Coming himself into our realm, and dwelling in a body like the others, every design of the enemy against human beings has henceforth ceased, and the corruption of death, which had prevailed formerly against them, perished. For the race of human beings would have been utterly dissolved had not the Master and Savior of all, the Son of God, come for the completion of death.

Truly this great work supremely befitted the goodness of God. For if a king constructed a house or a city, and it is attacked by bandits because of the carelessness of its inhabitants, he in no way abandons it, but avenges and saves it as his own work, having regard not for the carelessness of the inhabitants but for his own honor. All the more so, the God Word of the all-good Father did not neglect the race of human beings, created by himself, which was going to corruption, but he blotted out the death which had occurred through the offering of his own body, and correcting their carelessness by his own teaching, restoring every aspect of human beings by his own power.... For since through human beings death had seized human beings, for this reason, again, through the incarnation of the God Word there occurred the dissolution of death and the resurrection of life....

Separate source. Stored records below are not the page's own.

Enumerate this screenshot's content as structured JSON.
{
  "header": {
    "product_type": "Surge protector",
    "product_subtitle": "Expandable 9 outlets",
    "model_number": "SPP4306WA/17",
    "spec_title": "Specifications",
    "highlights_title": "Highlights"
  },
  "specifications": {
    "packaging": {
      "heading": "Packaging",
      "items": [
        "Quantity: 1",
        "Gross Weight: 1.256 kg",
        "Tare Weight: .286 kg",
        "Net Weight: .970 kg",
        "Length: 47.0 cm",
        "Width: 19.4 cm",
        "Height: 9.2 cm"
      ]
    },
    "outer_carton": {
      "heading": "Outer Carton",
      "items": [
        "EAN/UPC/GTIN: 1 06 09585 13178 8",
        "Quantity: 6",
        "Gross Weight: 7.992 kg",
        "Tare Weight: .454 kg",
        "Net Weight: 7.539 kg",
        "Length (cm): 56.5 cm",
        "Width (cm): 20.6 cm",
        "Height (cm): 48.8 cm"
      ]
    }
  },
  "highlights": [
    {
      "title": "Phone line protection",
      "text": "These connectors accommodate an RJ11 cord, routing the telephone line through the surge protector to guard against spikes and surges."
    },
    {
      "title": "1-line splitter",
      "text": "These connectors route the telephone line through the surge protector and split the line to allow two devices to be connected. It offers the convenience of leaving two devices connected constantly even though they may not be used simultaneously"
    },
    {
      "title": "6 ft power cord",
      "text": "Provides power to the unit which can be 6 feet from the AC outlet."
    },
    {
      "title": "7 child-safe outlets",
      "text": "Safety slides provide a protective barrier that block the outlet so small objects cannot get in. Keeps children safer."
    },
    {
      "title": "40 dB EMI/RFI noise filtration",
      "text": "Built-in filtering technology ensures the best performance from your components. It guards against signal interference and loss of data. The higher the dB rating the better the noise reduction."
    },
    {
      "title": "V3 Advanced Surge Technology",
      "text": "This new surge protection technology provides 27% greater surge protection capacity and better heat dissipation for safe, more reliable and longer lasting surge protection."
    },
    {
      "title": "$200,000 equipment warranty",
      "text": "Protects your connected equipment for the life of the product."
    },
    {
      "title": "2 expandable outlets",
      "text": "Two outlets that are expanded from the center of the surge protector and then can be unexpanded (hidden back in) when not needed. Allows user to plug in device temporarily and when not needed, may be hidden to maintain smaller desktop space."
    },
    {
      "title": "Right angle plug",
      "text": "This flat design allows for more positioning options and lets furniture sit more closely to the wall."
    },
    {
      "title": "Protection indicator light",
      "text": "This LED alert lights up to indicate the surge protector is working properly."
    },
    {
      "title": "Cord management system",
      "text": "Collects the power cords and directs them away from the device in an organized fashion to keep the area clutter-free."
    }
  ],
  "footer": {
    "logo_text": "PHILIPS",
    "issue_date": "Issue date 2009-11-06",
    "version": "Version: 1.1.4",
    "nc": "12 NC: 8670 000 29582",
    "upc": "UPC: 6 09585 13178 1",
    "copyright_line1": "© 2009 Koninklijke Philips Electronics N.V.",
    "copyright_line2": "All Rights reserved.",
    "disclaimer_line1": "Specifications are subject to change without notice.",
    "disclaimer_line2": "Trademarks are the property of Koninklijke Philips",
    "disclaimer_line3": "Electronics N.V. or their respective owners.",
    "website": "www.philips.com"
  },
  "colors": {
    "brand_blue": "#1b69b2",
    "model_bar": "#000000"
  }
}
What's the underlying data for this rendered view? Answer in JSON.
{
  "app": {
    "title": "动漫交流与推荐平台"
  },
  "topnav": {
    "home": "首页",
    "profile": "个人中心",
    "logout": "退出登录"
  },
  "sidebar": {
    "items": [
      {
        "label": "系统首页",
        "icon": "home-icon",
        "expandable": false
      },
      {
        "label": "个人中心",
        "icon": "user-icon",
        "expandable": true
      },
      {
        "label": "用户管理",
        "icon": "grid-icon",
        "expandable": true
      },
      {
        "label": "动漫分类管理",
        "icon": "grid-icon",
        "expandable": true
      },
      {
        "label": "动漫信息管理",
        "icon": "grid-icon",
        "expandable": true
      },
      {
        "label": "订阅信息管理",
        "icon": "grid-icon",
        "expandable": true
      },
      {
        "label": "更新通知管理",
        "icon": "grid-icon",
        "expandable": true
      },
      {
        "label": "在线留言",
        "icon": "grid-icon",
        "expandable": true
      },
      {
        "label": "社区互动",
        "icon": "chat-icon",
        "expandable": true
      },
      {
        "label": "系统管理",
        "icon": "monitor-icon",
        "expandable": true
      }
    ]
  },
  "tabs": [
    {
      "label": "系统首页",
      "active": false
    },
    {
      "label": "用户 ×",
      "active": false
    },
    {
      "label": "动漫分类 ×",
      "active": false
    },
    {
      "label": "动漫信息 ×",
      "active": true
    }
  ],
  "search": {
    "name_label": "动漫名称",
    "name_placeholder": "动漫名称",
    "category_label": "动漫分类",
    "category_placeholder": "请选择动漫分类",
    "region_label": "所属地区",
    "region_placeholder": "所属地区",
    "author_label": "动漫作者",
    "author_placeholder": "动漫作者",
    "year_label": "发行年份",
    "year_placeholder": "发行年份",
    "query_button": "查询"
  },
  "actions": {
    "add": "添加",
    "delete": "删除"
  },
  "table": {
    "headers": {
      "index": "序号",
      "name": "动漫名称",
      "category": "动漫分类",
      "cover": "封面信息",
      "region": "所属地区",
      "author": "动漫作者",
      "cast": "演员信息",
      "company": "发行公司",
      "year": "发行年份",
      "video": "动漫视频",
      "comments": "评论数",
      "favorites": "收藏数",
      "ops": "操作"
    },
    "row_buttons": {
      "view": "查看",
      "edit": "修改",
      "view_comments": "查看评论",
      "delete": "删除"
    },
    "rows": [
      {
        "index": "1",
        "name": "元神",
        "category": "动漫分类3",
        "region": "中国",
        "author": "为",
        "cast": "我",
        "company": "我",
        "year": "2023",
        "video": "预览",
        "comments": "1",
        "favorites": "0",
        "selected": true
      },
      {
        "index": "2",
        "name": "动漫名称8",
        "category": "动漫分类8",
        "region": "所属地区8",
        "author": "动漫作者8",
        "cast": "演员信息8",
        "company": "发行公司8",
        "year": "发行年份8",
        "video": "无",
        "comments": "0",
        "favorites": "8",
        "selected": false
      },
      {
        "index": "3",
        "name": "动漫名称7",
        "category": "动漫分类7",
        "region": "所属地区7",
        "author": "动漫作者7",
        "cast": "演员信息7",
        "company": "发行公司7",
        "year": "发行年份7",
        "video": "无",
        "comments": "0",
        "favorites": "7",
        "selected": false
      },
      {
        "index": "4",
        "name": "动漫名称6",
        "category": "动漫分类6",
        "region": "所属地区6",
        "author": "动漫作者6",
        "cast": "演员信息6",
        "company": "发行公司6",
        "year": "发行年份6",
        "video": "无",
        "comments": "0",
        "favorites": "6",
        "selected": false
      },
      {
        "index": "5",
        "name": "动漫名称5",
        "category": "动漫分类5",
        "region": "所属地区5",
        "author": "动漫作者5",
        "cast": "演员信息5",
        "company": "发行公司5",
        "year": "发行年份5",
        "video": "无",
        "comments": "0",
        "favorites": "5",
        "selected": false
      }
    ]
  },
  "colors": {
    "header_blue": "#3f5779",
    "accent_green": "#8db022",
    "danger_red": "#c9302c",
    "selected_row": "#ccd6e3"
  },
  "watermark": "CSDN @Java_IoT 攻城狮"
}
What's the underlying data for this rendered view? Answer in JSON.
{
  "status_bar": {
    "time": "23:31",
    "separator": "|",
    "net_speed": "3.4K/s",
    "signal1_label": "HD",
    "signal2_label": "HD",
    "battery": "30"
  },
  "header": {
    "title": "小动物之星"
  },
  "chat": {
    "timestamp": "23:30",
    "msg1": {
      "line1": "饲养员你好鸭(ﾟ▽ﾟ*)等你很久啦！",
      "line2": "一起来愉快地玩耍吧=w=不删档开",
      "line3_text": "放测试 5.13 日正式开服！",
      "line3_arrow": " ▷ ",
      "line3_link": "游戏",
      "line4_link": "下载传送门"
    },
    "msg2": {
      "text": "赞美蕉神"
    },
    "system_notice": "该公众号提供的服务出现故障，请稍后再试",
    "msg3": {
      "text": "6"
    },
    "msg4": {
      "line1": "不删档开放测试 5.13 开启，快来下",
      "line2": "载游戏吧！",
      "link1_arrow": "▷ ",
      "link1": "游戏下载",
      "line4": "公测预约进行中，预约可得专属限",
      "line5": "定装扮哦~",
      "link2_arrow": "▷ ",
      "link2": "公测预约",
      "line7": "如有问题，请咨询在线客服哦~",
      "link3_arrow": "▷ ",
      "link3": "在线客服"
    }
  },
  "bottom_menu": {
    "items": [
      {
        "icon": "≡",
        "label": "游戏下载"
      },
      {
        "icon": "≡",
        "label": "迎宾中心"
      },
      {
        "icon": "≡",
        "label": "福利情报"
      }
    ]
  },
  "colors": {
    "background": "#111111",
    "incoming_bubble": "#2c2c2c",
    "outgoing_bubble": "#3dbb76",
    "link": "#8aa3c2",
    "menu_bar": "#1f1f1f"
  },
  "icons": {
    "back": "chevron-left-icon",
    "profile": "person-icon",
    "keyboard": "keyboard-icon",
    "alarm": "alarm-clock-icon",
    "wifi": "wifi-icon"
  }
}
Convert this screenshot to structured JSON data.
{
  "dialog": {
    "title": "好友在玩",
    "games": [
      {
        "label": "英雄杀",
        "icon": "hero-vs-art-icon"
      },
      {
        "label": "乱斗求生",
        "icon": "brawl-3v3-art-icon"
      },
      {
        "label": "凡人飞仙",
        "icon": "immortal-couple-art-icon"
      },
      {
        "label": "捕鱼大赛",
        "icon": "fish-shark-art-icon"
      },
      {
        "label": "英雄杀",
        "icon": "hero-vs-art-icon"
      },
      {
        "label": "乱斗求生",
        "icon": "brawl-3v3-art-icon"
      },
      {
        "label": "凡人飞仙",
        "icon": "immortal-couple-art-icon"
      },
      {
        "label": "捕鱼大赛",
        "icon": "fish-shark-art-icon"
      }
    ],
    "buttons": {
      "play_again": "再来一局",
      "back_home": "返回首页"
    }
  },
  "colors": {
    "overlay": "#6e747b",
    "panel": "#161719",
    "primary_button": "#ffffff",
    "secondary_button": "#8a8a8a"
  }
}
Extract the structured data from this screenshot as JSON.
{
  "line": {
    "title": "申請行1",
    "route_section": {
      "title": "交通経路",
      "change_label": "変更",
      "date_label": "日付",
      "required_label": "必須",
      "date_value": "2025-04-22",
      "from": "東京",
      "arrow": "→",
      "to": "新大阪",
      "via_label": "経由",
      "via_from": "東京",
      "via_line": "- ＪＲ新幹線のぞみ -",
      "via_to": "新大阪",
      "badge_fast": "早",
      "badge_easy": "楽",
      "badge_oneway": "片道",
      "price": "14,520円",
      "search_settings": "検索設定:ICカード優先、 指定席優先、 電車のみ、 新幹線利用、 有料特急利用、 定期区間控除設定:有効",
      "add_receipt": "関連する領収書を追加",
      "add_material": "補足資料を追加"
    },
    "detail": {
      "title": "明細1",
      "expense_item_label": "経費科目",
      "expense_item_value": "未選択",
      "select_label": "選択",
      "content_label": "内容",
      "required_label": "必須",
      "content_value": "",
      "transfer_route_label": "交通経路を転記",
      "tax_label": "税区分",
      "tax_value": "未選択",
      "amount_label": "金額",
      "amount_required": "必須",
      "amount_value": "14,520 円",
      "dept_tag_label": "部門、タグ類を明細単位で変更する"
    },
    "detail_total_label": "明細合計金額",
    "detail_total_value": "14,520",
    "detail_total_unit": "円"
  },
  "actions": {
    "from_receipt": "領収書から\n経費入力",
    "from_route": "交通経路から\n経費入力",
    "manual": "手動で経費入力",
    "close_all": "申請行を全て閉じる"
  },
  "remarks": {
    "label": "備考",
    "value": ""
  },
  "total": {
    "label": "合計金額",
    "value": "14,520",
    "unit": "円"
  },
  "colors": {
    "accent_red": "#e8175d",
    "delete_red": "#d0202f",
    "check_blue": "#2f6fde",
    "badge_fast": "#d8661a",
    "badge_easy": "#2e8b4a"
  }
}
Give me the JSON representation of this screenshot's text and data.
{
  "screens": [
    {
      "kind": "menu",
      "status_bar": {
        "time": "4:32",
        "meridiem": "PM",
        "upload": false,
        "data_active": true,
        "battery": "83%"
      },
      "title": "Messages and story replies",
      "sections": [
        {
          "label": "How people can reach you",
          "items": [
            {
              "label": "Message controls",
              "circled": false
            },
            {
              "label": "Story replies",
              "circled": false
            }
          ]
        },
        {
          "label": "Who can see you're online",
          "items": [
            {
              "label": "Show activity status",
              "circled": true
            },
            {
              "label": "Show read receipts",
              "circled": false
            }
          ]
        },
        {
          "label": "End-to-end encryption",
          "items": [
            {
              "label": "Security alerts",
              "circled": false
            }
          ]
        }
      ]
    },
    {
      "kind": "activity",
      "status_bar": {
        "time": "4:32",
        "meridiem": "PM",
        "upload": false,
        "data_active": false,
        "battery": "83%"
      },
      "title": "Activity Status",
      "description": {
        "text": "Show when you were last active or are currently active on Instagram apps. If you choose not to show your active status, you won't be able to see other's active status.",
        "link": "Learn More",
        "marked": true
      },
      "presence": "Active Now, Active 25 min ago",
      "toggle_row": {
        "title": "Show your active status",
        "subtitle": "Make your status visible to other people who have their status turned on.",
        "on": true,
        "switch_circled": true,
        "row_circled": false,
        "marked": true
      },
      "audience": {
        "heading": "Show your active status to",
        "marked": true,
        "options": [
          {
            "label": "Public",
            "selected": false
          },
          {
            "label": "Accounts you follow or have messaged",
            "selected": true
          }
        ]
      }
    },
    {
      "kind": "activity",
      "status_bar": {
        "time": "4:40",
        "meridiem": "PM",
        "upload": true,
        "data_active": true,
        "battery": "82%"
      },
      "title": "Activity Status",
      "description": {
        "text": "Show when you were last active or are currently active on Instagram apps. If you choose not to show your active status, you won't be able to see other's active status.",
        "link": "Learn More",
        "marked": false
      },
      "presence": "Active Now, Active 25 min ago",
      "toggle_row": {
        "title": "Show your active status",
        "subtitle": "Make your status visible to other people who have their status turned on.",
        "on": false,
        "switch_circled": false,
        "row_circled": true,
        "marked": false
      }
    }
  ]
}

St. Athanasius, On the Incarnation (Popular Patristics Series, no. 44a), trans. John Behr (New York: St. Vladimir's Seminary Press, 2011), 69–72.

Approximating the will of God

... [M]an in his everyday life is confronted with an endless complexity of situations, and very often does not see what to do to comply with God’s will.

The man who has the love of God in his heart, prompted by this love, acts in accordance with dictates which approximate to the will of God. But they only approximate: they are not perfect. The unattainableness of perfection obliges us all continually to turn to God in prayer for understanding and help.

Not only perfect love but complete knowledge is out of our reach. An act performed, it would seem, with the very best intention often has undesirable and even evil consequences because the means employed were bad, or simply mistaken. People are often heard to justify themselves by saying that their intentions were good. But good intentions are not enough. Life abounds with mistakes of this kind. That is why the man who loves God never ceases to ask Him for understanding, and has a constant ear for the sound of His voice.

Archimandrite Sophrony, Tr. by Rosemary Edmonds. The monk of Mt. Athos: Staretz Silouan 1866-1938 (Crestwood, New York: St. Vladimir’s Seminary Press, 1989), 51-52.

What convinces us our knowledge is so final?

If I called myself an atheist at twenty, and an agnostic at fifty and sixty, it isn’t because I’ve acquired more knowledge in the meantime: just more awareness of ignorance. How can we be sure that we know enough to know? As twenty-first century neo-Darwinian materialists, convinced that the meaning and mechanism of life have only been fully clear since the year 1859, we hold ourselves categorically wiser than those credulous knee-benders who, a speck of time away, believed in divine purpose, an ordered world, resurrection and a Last Judgment. But although we are more informed, we are no more evolved, and certainly no more intelligent than them. What convinces us our knowledge is so final?
Julian Barnes, Nothing to Be Frightened Of (London: Jonathan Cape, 2008), 23-24.